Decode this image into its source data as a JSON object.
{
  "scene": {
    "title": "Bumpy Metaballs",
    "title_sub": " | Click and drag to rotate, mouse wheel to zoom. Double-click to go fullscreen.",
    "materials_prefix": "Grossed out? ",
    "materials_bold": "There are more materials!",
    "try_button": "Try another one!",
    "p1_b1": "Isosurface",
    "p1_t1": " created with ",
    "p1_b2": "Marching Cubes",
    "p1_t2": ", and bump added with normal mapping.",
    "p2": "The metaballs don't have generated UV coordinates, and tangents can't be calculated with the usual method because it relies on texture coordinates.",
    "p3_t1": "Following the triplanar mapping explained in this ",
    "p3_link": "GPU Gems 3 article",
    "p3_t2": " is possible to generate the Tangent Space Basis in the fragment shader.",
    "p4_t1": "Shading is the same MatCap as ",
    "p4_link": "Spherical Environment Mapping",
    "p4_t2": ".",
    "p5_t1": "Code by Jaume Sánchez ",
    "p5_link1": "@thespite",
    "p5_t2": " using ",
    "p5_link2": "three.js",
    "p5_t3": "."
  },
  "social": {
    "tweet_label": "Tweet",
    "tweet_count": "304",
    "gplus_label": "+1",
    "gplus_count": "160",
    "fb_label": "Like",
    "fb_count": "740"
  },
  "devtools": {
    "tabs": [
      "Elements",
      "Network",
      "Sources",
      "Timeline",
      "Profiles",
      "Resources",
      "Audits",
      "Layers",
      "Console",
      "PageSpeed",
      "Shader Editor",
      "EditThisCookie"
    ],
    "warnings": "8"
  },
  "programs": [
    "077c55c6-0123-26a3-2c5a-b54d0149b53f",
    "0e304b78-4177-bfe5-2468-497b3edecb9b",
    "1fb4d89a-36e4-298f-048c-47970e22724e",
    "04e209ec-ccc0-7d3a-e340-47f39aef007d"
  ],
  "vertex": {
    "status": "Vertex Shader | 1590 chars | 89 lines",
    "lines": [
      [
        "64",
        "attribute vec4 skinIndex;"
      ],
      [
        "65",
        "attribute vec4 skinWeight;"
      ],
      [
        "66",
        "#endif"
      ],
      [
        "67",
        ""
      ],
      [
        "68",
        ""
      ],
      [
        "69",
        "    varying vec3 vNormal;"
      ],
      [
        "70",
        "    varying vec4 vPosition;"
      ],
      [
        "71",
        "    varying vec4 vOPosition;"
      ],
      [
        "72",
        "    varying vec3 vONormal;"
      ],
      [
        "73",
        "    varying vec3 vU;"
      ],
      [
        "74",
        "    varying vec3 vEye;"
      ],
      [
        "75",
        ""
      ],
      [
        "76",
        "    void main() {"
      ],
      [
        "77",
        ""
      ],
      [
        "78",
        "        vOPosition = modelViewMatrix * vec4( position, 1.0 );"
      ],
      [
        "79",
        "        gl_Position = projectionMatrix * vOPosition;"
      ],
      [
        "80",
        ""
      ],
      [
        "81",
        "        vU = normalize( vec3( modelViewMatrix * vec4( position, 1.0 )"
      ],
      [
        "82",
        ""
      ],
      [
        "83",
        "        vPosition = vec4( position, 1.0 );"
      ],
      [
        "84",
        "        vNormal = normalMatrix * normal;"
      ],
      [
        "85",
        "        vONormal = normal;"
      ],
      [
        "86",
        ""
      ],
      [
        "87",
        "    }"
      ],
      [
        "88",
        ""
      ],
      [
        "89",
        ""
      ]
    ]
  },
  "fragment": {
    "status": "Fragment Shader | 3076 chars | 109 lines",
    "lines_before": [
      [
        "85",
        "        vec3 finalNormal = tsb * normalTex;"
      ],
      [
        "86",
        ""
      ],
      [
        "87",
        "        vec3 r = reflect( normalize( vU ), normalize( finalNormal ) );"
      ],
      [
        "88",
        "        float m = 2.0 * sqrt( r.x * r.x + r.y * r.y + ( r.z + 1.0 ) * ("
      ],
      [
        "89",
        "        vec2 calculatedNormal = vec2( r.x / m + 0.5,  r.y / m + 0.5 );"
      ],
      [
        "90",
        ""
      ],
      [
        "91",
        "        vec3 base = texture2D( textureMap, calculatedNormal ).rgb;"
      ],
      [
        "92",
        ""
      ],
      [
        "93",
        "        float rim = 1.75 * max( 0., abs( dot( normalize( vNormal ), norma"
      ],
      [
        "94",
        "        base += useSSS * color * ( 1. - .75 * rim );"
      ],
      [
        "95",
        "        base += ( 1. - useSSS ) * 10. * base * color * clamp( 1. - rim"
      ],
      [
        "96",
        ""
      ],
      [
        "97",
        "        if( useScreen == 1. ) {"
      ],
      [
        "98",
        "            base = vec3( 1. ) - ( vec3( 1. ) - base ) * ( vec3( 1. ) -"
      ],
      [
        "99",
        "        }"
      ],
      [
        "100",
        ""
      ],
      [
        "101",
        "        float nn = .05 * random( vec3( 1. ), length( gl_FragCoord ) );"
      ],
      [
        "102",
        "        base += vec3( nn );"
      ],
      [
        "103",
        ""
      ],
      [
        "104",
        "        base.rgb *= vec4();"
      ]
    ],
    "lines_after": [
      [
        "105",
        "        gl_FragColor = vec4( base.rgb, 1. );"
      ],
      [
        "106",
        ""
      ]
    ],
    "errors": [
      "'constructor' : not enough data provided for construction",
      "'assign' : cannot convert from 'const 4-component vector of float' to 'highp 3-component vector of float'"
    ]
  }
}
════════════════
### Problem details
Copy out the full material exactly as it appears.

### Task result
Decode this image into its source data as a JSON object.
{
  "scene": {
    "title": "Bumpy Metaballs",
    "title_sub": " | Click and drag to rotate, mouse wheel to zoom. Double-click to go fullscreen.",
    "materials_prefix": "Grossed out? ",
    "materials_bold": "There are more materials!",
    "try_button": "Try another one!",
    "p1_b1": "Isosurface",
    "p1_t1": " created with ",
    "p1_b2": "Marching Cubes",
    "p1_t2": ", and bump added with normal mapping.",
    "p2": "The metaballs don't have generated UV coordinates, and tangents can't be calculated with the usual method because it relies on texture coordinates.",
    "p3_t1": "Following the triplanar mapping explained in this ",
    "p3_link": "GPU Gems 3 article",
    "p3_t2": " is possible to generate the Tangent Space Basis in the fragment shader.",
    "p4_t1": "Shading is the same MatCap as ",
    "p4_link": "Spherical Environment Mapping",
    "p4_t2": ".",
    "p5_t1": "Code by Jaume Sánchez ",
    "p5_link1": "@thespite",
    "p5_t2": " using ",
    "p5_link2": "three.js",
    "p5_t3": "."
  },
  "social": {
    "tweet_label": "Tweet",
    "tweet_count": "304",
    "gplus_label": "+1",
    "gplus_count": "160",
    "fb_label": "Like",
    "fb_count": "740"
  },
  "devtools": {
    "tabs": [
      "Elements",
      "Network",
      "Sources",
      "Timeline",
      "Profiles",
      "Resources",
      "Audits",
      "Layers",
      "Console",
      "PageSpeed",
      "Shader Editor",
      "EditThisCookie"
    ],
    "warnings": "8"
  },
  "programs": [
    "077c55c6-0123-26a3-2c5a-b54d0149b53f",
    "0e304b78-4177-bfe5-2468-497b3edecb9b",
    "1fb4d89a-36e4-298f-048c-47970e22724e",
    "04e209ec-ccc0-7d3a-e340-47f39aef007d"
  ],
  "vertex": {
    "status": "Vertex Shader | 1590 chars | 89 lines",
    "lines": [
      [
        "64",
        "attribute vec4 skinIndex;"
      ],
      [
        "65",
        "attribute vec4 skinWeight;"
      ],
      [
        "66",
        "#endif"
      ],
      [
        "67",
        ""
      ],
      [
        "68",
        ""
      ],
      [
        "69",
        "    varying vec3 vNormal;"
      ],
      [
        "70",
        "    varying vec4 vPosition;"
      ],
      [
        "71",
        "    varying vec4 vOPosition;"
      ],
      [
        "72",
        "    varying vec3 vONormal;"
      ],
      [
        "73",
        "    varying vec3 vU;"
      ],
      [
        "74",
        "    varying vec3 vEye;"
      ],
      [
        "75",
        ""
      ],
      [
        "76",
        "    void main() {"
      ],
      [
        "77",
        ""
      ],
      [
        "78",
        "        vOPosition = modelViewMatrix * vec4( position, 1.0 );"
      ],
      [
        "79",
        "        gl_Position = projectionMatrix * vOPosition;"
      ],
      [
        "80",
        ""
      ],
      [
        "81",
        "        vU = normalize( vec3( modelViewMatrix * vec4( position, 1.0 )"
      ],
      [
        "82",
        ""
      ],
      [
        "83",
        "        vPosition = vec4( position, 1.0 );"
      ],
      [
        "84",
        "        vNormal = normalMatrix * normal;"
      ],
      [
        "85",
        "        vONormal = normal;"
      ],
      [
        "86",
        ""
      ],
      [
        "87",
        "    }"
      ],
      [
        "88",
        ""
      ],
      [
        "89",
        ""
      ]
    ]
  },
  "fragment": {
    "status": "Fragment Shader | 3076 chars | 109 lines",
    "lines_before": [
      [
        "85",
        "        vec3 finalNormal = tsb * normalTex;"
      ],
      [
        "86",
        ""
      ],
      [
        "87",
        "        vec3 r = reflect( normalize( vU ), normalize( finalNormal ) );"
      ],
      [
        "88",
        "        float m = 2.0 * sqrt( r.x * r.x + r.y * r.y + ( r.z + 1.0 ) * ("
      ],
      [
        "89",
        "        vec2 calculatedNormal = vec2( r.x / m + 0.5,  r.y / m + 0.5 );"
      ],
      [
        "90",
        ""
      ],
      [
        "91",
        "        vec3 base = texture2D( textureMap, calculatedNormal ).rgb;"
      ],
      [
        "92",
        ""
      ],
      [
        "93",
        "        float rim = 1.75 * max( 0., abs( dot( normalize( vNormal ), norma"
      ],
      [
        "94",
        "        base += useSSS * color * ( 1. - .75 * rim );"
      ],
      [
        "95",
        "        base += ( 1. - useSSS ) * 10. * base * color * clamp( 1. - rim"
      ],
      [
        "96",
        ""
      ],
      [
        "97",
        "        if( useScreen == 1. ) {"
      ],
      [
        "98",
        "            base = vec3( 1. ) - ( vec3( 1. ) - base ) * ( vec3( 1. ) -"
      ],
      [
        "99",
        "        }"
      ],
      [
        "100",
        ""
      ],
      [
        "101",
        "        float nn = .05 * random( vec3( 1. ), length( gl_FragCoord ) );"
      ],
      [
        "102",
        "        base += vec3( nn );"
      ],
      [
        "103",
        ""
      ],
      [
        "104",
        "        base.rgb *= vec4();"
      ]
    ],
    "lines_after": [
      [
        "105",
        "        gl_FragColor = vec4( base.rgb, 1. );"
      ],
      [
        "106",
        ""
      ]
    ],
    "errors": [
      "'constructor' : not enough data provided for construction",
      "'assign' : cannot convert from 'const 4-component vector of float' to 'highp 3-component vector of float'"
    ]
  }
}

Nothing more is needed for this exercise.